Extracted data:
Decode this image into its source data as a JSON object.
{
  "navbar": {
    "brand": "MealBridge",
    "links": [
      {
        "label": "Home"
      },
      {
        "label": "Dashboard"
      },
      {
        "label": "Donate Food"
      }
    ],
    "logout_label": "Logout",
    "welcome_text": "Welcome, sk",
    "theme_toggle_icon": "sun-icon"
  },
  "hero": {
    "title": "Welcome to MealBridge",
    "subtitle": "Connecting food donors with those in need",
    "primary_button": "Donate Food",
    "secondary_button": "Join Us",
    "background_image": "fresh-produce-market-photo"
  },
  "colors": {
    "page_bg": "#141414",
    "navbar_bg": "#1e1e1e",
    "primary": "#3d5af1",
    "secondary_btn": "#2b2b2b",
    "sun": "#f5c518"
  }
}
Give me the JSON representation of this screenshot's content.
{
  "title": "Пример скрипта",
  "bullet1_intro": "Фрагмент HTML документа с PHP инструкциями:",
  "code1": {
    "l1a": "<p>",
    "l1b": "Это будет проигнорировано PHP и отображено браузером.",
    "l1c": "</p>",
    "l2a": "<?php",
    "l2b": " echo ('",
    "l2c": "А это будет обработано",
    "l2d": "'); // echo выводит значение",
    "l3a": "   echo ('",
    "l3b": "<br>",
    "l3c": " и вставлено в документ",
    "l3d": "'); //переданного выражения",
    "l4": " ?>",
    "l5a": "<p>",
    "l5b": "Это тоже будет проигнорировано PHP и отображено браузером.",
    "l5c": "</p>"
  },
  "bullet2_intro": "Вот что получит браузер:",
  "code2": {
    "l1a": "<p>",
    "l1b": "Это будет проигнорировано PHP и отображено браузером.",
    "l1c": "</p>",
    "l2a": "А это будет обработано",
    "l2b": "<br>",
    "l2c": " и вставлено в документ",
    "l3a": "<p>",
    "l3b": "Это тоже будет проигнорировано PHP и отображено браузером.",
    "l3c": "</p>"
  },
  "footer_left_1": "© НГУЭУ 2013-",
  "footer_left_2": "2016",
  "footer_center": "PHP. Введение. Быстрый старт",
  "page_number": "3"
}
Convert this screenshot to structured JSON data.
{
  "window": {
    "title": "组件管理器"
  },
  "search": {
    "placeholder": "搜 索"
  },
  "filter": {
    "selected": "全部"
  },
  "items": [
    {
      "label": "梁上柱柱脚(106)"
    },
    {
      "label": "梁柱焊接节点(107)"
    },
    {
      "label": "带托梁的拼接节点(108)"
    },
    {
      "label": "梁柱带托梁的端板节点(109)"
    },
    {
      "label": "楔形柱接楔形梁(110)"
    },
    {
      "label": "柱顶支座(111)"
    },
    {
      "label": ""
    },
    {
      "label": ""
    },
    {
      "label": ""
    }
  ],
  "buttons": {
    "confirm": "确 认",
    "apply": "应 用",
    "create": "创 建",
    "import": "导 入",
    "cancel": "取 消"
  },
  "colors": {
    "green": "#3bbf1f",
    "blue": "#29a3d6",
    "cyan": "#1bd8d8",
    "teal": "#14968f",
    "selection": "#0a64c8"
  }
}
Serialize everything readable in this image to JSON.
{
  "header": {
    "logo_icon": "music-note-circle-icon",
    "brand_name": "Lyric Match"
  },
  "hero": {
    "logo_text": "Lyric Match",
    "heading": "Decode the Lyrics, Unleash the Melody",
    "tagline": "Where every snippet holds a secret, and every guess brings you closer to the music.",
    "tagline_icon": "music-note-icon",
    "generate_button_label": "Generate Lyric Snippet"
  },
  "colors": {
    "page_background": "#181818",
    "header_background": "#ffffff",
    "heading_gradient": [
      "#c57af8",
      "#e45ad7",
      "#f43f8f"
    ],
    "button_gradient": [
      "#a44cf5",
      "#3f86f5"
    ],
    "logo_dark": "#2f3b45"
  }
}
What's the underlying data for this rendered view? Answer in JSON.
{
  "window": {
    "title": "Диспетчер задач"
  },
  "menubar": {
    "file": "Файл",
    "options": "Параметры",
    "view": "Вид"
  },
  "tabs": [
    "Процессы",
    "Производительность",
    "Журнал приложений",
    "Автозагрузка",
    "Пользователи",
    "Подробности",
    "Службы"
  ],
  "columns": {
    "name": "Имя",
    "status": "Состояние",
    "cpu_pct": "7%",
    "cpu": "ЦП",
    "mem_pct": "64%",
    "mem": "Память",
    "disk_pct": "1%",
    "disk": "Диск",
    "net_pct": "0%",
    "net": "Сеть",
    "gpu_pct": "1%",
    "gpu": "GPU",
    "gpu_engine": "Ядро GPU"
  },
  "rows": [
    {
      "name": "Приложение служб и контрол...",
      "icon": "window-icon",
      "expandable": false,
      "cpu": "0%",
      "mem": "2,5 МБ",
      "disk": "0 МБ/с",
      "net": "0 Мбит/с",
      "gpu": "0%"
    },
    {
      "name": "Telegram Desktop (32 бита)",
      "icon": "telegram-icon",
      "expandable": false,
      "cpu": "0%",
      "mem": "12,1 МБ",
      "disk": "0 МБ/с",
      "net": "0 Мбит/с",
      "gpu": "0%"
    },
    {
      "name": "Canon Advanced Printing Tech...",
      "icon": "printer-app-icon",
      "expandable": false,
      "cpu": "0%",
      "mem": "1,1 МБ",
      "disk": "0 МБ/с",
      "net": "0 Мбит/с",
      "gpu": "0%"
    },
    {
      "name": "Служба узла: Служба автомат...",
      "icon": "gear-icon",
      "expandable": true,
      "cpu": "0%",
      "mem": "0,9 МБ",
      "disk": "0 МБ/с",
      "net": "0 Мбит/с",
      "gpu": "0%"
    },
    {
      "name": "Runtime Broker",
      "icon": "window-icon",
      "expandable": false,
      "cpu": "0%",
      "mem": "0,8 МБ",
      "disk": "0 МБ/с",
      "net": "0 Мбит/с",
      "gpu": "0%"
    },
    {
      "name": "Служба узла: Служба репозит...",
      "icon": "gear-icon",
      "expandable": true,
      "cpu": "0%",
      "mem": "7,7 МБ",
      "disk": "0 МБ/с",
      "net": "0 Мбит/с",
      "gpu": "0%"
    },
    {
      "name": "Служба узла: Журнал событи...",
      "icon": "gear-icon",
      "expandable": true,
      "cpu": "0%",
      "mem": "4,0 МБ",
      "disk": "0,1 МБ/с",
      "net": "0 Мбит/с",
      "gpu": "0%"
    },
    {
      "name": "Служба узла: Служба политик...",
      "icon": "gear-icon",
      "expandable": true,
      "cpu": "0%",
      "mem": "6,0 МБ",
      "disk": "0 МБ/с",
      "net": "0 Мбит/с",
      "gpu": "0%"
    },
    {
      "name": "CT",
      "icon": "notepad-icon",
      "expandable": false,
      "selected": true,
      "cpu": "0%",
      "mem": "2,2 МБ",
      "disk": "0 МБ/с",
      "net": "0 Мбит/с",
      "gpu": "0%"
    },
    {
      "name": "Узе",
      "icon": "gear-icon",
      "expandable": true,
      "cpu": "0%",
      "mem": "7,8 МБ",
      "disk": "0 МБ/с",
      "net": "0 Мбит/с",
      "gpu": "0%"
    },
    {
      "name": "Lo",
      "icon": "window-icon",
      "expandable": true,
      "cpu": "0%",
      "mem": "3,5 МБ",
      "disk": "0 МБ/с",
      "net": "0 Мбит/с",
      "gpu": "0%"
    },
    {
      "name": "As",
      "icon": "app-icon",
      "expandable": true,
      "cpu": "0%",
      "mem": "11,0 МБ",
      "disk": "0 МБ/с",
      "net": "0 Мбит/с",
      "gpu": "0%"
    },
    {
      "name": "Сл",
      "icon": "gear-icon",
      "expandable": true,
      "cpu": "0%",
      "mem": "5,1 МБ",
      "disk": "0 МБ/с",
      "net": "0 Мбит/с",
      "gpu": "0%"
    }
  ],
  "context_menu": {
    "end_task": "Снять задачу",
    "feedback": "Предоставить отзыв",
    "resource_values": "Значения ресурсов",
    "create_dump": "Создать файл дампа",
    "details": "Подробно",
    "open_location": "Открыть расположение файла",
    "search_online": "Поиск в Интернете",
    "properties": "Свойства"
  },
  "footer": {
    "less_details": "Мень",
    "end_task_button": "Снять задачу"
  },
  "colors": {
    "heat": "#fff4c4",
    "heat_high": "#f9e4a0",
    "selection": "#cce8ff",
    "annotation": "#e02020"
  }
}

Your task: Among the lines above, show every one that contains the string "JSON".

Task response:
Decode this image into its source data as a JSON object.
Give me the JSON representation of this screenshot's content.
Convert this screenshot to structured JSON data.
Serialize everything readable in this image to JSON.
What's the underlying data for this rendered view? Answer in JSON.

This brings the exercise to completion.